John H. Schuenemeyer
Southwest Statistical Consulting, LLC, Cortez, CO.
U.S. Geological Survey recently completed an appraisal of possible future additions to oil and gas reserves from new fields in the Circum-Arctic. In that appraisal 48 assessment units (AU’s) were identified as having at least a 10-percent chance of one or more significant oil or gas accumulations. The AU’s are mappable units of rock with common geologic traits.

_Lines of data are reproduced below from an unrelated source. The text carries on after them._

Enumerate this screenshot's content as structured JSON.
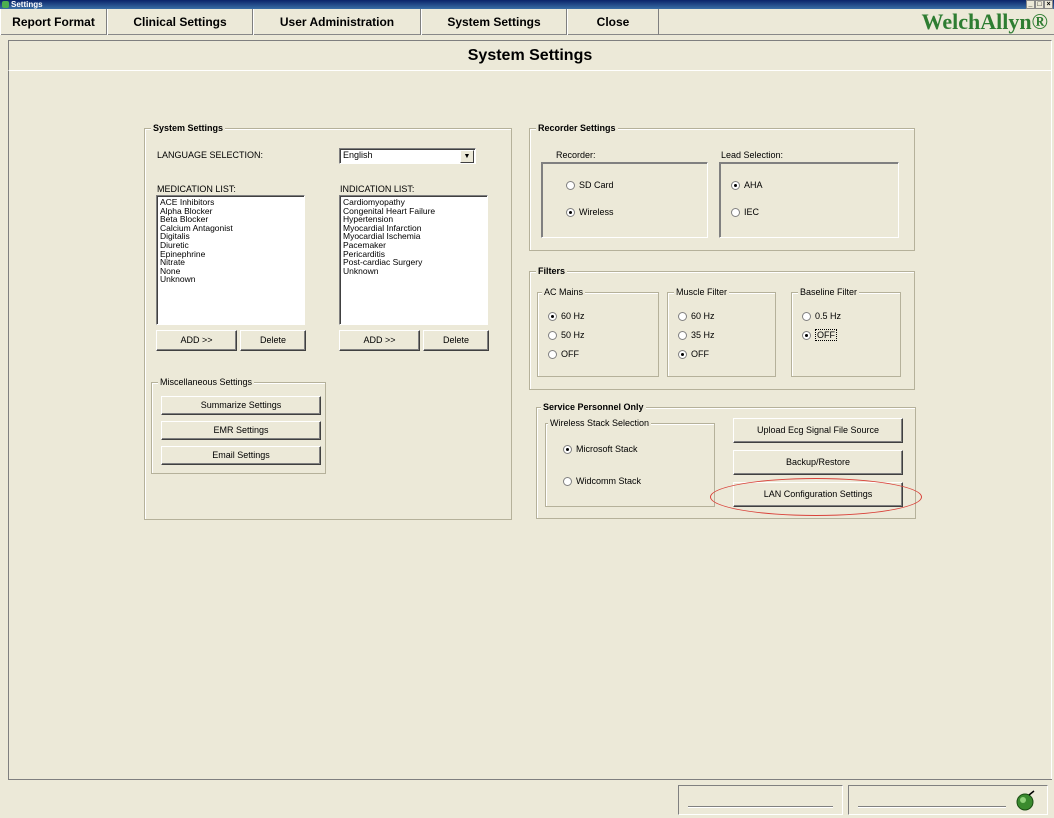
{
  "window": {
    "title": "Settings"
  },
  "nav": {
    "tabs": [
      {
        "label": "Report Format"
      },
      {
        "label": "Clinical Settings"
      },
      {
        "label": "User Administration"
      },
      {
        "label": "System Settings"
      },
      {
        "label": "Close"
      }
    ],
    "brand": "WelchAllyn®"
  },
  "page": {
    "title": "System Settings"
  },
  "system_settings": {
    "title": "System Settings",
    "language_label": "LANGUAGE SELECTION:",
    "language_value": "English",
    "medication_label": "MEDICATION LIST:",
    "medication_items": [
      "ACE Inhibitors",
      "Alpha Blocker",
      "Beta Blocker",
      "Calcium Antagonist",
      "Digitalis",
      "Diuretic",
      "Epinephrine",
      "Nitrate",
      "None",
      "Unknown"
    ],
    "indication_label": "INDICATION LIST:",
    "indication_items": [
      "Cardiomyopathy",
      "Congenital Heart Failure",
      "Hypertension",
      "Myocardial Infarction",
      "Myocardial Ischemia",
      "Pacemaker",
      "Pericarditis",
      "Post-cardiac Surgery",
      "Unknown"
    ],
    "add_label": "ADD >>",
    "delete_label": "Delete",
    "misc": {
      "title": "Miscellaneous Settings",
      "summarize": "Summarize Settings",
      "emr": "EMR Settings",
      "email": "Email Settings"
    }
  },
  "recorder_settings": {
    "title": "Recorder Settings",
    "recorder_label": "Recorder:",
    "sd_card": "SD Card",
    "wireless": "Wireless",
    "lead_label": "Lead Selection:",
    "aha": "AHA",
    "iec": "IEC"
  },
  "filters": {
    "title": "Filters",
    "ac_mains": "AC Mains",
    "ac_60": "60 Hz",
    "ac_50": "50 Hz",
    "ac_off": "OFF",
    "muscle": "Muscle Filter",
    "m_60": "60 Hz",
    "m_35": "35 Hz",
    "m_off": "OFF",
    "baseline": "Baseline Filter",
    "b_05": "0.5 Hz",
    "b_off": "OFF"
  },
  "service": {
    "title": "Service Personnel Only",
    "stack_label": "Wireless Stack Selection",
    "microsoft": "Microsoft Stack",
    "widcomm": "Widcomm Stack",
    "upload": "Upload Ecg Signal File Source",
    "backup": "Backup/Restore",
    "lan": "LAN Configuration Settings"
  },
  "colors": {
    "annotation_ring": "#d9423a",
    "brand": "#2e7d32"
  }
}
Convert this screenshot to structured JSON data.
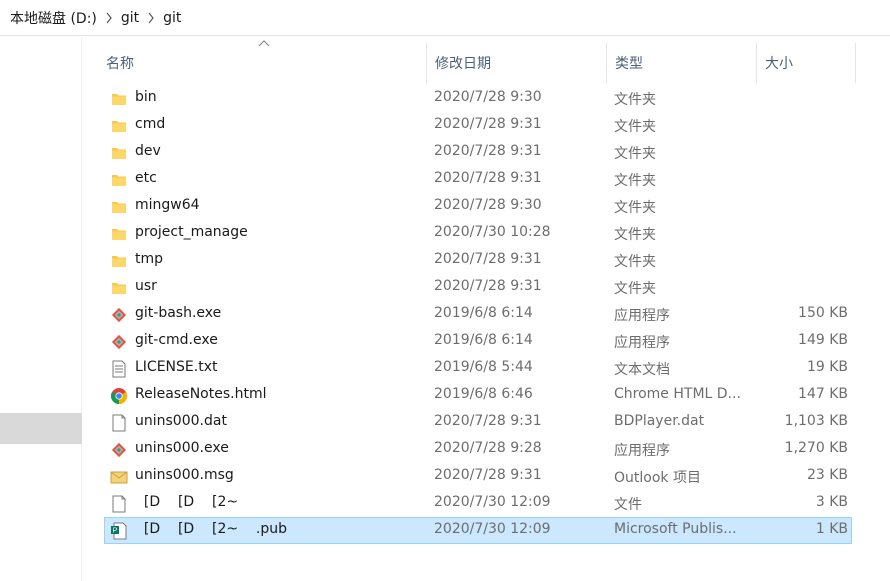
{
  "breadcrumb": {
    "items": [
      "本地磁盘 (D:)",
      "git",
      "git"
    ]
  },
  "columns": {
    "name": "名称",
    "date": "修改日期",
    "type": "类型",
    "size": "大小"
  },
  "colors": {
    "selection_bg": "#cce8ff",
    "selection_border": "#99d1ff",
    "folder": "#f8c94a",
    "header_text": "#4c607a"
  },
  "files": [
    {
      "name": "bin",
      "date": "2020/7/28 9:30",
      "type": "文件夹",
      "size": "",
      "icon": "folder-icon"
    },
    {
      "name": "cmd",
      "date": "2020/7/28 9:31",
      "type": "文件夹",
      "size": "",
      "icon": "folder-icon"
    },
    {
      "name": "dev",
      "date": "2020/7/28 9:31",
      "type": "文件夹",
      "size": "",
      "icon": "folder-icon"
    },
    {
      "name": "etc",
      "date": "2020/7/28 9:31",
      "type": "文件夹",
      "size": "",
      "icon": "folder-icon"
    },
    {
      "name": "mingw64",
      "date": "2020/7/28 9:30",
      "type": "文件夹",
      "size": "",
      "icon": "folder-icon"
    },
    {
      "name": "project_manage",
      "date": "2020/7/30 10:28",
      "type": "文件夹",
      "size": "",
      "icon": "folder-icon"
    },
    {
      "name": "tmp",
      "date": "2020/7/28 9:31",
      "type": "文件夹",
      "size": "",
      "icon": "folder-icon"
    },
    {
      "name": "usr",
      "date": "2020/7/28 9:31",
      "type": "文件夹",
      "size": "",
      "icon": "folder-icon"
    },
    {
      "name": "git-bash.exe",
      "date": "2019/6/8 6:14",
      "type": "应用程序",
      "size": "150 KB",
      "icon": "git-icon"
    },
    {
      "name": "git-cmd.exe",
      "date": "2019/6/8 6:14",
      "type": "应用程序",
      "size": "149 KB",
      "icon": "git-icon"
    },
    {
      "name": "LICENSE.txt",
      "date": "2019/6/8 5:44",
      "type": "文本文档",
      "size": "19 KB",
      "icon": "text-document-icon"
    },
    {
      "name": "ReleaseNotes.html",
      "date": "2019/6/8 6:46",
      "type": "Chrome HTML D...",
      "size": "147 KB",
      "icon": "chrome-icon"
    },
    {
      "name": "unins000.dat",
      "date": "2020/7/28 9:31",
      "type": "BDPlayer.dat",
      "size": "1,103 KB",
      "icon": "blank-file-icon"
    },
    {
      "name": "unins000.exe",
      "date": "2020/7/28 9:28",
      "type": "应用程序",
      "size": "1,270 KB",
      "icon": "git-icon"
    },
    {
      "name": "unins000.msg",
      "date": "2020/7/28 9:31",
      "type": "Outlook 项目",
      "size": "23 KB",
      "icon": "mail-icon"
    },
    {
      "name": "  [D    [D    [2~",
      "date": "2020/7/30 12:09",
      "type": "文件",
      "size": "3 KB",
      "icon": "blank-file-icon"
    },
    {
      "name": "  [D    [D    [2~    .pub",
      "date": "2020/7/30 12:09",
      "type": "Microsoft Publis...",
      "size": "1 KB",
      "icon": "publisher-icon",
      "selected": true
    }
  ]
}
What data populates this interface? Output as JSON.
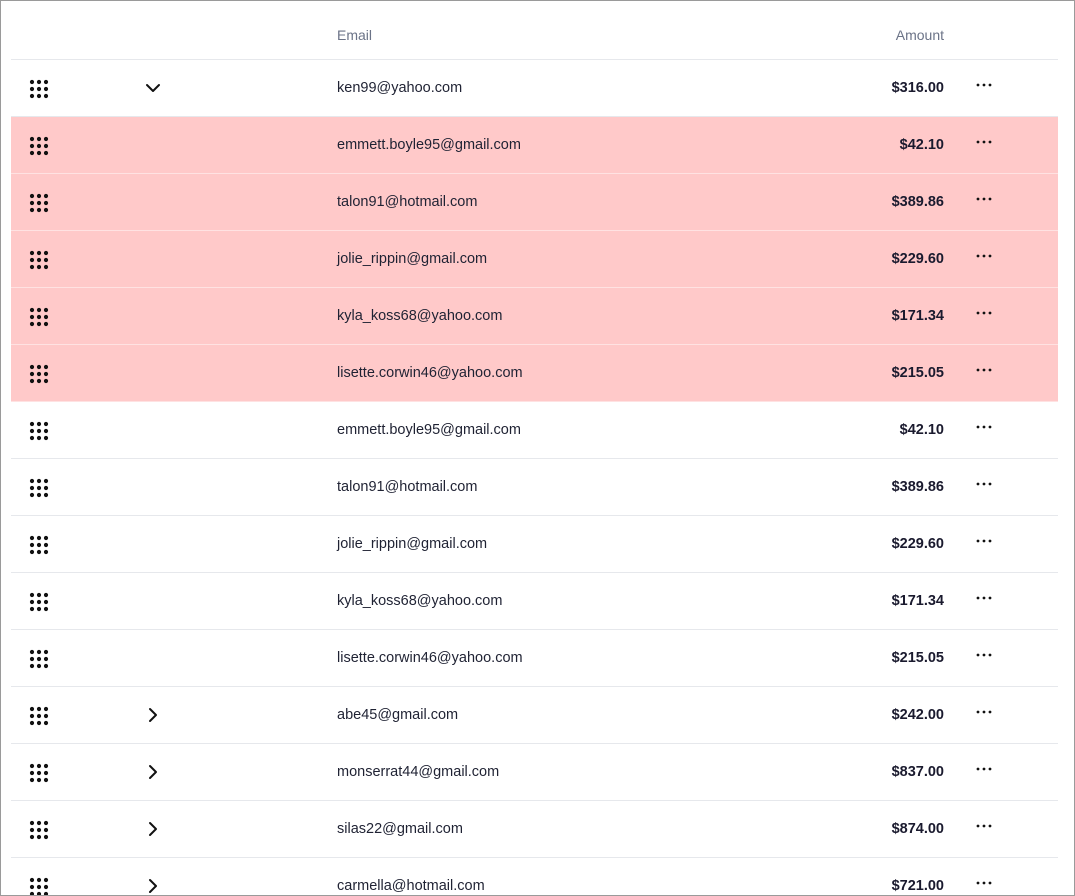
{
  "table": {
    "columns": {
      "email": "Email",
      "amount": "Amount"
    },
    "rows": [
      {
        "email": "ken99@yahoo.com",
        "amount": "$316.00",
        "type": "parent",
        "expanded": true
      },
      {
        "email": "emmett.boyle95@gmail.com",
        "amount": "$42.10",
        "type": "sub"
      },
      {
        "email": "talon91@hotmail.com",
        "amount": "$389.86",
        "type": "sub"
      },
      {
        "email": "jolie_rippin@gmail.com",
        "amount": "$229.60",
        "type": "sub"
      },
      {
        "email": "kyla_koss68@yahoo.com",
        "amount": "$171.34",
        "type": "sub"
      },
      {
        "email": "lisette.corwin46@yahoo.com",
        "amount": "$215.05",
        "type": "sub"
      },
      {
        "email": "emmett.boyle95@gmail.com",
        "amount": "$42.10",
        "type": "plain"
      },
      {
        "email": "talon91@hotmail.com",
        "amount": "$389.86",
        "type": "plain"
      },
      {
        "email": "jolie_rippin@gmail.com",
        "amount": "$229.60",
        "type": "plain"
      },
      {
        "email": "kyla_koss68@yahoo.com",
        "amount": "$171.34",
        "type": "plain"
      },
      {
        "email": "lisette.corwin46@yahoo.com",
        "amount": "$215.05",
        "type": "plain"
      },
      {
        "email": "abe45@gmail.com",
        "amount": "$242.00",
        "type": "parent",
        "expanded": false
      },
      {
        "email": "monserrat44@gmail.com",
        "amount": "$837.00",
        "type": "parent",
        "expanded": false
      },
      {
        "email": "silas22@gmail.com",
        "amount": "$874.00",
        "type": "parent",
        "expanded": false
      },
      {
        "email": "carmella@hotmail.com",
        "amount": "$721.00",
        "type": "parent",
        "expanded": false
      }
    ]
  },
  "icons": {
    "drag": "drag-handle-icon",
    "expanded": "chevron-down-icon",
    "collapsed": "chevron-right-icon",
    "more": "more-horizontal-icon"
  },
  "colors": {
    "sub_row_bg": "#ffc9c9",
    "header_text": "#6b7387",
    "divider": "#e6e8ec"
  }
}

In the Circum-Arctic, the assessment team considered three types of association - geologic, regional and human factors. A geologic correlation was derived by considering three possible dependencies between AU’s, namely charge, rocks and timing. The association between each pair of AU’s was assessed and specified as an ordinal value representing a low, medium, or high correlation. These values were then assigned values of 0.3, 0.6 and 0.9 respectively. The resultant correlation used in the sampling of AU field size distributions was the average of the charge, rock and timing correlations.
Two additional possible causes of dependency are a regional factor and human factors. In this assessment, we judged it impossible to separate these factors and arbitrarily assigned a correlation of 0.2 between AU’s in situations where assessors believed correlation to be minimal, which is a correlation below 0.3.
As a specific example, consider the Western Siberian Basin (WSB) province. It was assessed as containing two AU’s, the Northern West Siberian Onshore Gas and the South Kara Sea Offshore. For each of charge, rock and trap, assessors assigned a high correlation. Then using the above metric, the average correlation was 0.9 before any adjustment was made to ensure a correlation matrix. However, the correlation between each of the WSB AU’s and the North Kara Basins and Platforms was judged to be 0.2, the level of background association. Generally AU’s in close spatial proximity to each other were judged to be most highly correlated unless some geologic factor such as faulting was present. After all pairwise associations were estimated, the check for positive definiteness was made. In this case, the resultant 48 x 48 matrix was not a correlation matrix and a bias factor was added. As a result, the correlation between the two WSB AU’s changed from 0.90 to 0.60. While a cause for some uneasiness, assessors judged that this correlation was still within reasonable bounds.
AAPG Search and Discover Article #90096©2009 AAPG 3-P Arctic Conference and Exhibition, Moscow, Russia